### Exercise details
Your output should consist of every record, copied exactly.

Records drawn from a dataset
------------

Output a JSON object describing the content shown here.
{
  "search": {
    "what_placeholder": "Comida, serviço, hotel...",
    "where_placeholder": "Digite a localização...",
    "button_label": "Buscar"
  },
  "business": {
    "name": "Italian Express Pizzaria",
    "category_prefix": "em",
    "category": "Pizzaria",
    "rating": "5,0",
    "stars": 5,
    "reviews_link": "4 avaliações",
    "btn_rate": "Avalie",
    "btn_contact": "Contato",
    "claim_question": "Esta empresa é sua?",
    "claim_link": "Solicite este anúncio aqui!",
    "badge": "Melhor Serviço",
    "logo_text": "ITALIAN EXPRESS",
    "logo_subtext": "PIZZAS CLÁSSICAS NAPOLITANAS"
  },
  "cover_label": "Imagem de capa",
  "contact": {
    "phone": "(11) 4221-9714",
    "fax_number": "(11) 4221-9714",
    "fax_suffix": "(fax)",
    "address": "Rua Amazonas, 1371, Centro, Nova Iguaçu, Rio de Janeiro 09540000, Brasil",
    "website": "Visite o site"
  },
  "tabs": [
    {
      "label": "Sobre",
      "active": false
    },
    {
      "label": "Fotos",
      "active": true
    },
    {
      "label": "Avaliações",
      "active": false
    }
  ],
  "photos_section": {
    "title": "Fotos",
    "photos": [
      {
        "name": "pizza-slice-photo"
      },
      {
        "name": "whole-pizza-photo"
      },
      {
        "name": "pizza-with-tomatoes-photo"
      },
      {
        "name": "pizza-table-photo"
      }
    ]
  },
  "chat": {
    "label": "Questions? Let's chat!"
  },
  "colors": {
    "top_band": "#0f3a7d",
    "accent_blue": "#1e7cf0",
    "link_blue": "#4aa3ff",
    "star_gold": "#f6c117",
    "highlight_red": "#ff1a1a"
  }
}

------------

### Response
Output a JSON object describing the content shown here.
{
  "search": {
    "what_placeholder": "Comida, serviço, hotel...",
    "where_placeholder": "Digite a localização...",
    "button_label": "Buscar"
  },
  "business": {
    "name": "Italian Express Pizzaria",
    "category_prefix": "em",
    "category": "Pizzaria",
    "rating": "5,0",
    "stars": 5,
    "reviews_link": "4 avaliações",
    "btn_rate": "Avalie",
    "btn_contact": "Contato",
    "claim_question": "Esta empresa é sua?",
    "claim_link": "Solicite este anúncio aqui!",
    "badge": "Melhor Serviço",
    "logo_text": "ITALIAN EXPRESS",
    "logo_subtext": "PIZZAS CLÁSSICAS NAPOLITANAS"
  },
  "cover_label": "Imagem de capa",
  "contact": {
    "phone": "(11) 4221-9714",
    "fax_number": "(11) 4221-9714",
    "fax_suffix": "(fax)",
    "address": "Rua Amazonas, 1371, Centro, Nova Iguaçu, Rio de Janeiro 09540000, Brasil",
    "website": "Visite o site"
  },
  "tabs": [
    {
      "label": "Sobre",
      "active": false
    },
    {
      "label": "Fotos",
      "active": true
    },
    {
      "label": "Avaliações",
      "active": false
    }
  ],
  "photos_section": {
    "title": "Fotos",
    "photos": [
      {
        "name": "pizza-slice-photo"
      },
      {
        "name": "whole-pizza-photo"
      },
      {
        "name": "pizza-with-tomatoes-photo"
      },
      {
        "name": "pizza-table-photo"
      }
    ]
  },
  "chat": {
    "label": "Questions? Let's chat!"
  },
  "colors": {
    "top_band": "#0f3a7d",
    "accent_blue": "#1e7cf0",
    "link_blue": "#4aa3ff",
    "star_gold": "#f6c117",
    "highlight_red": "#ff1a1a"
  }
}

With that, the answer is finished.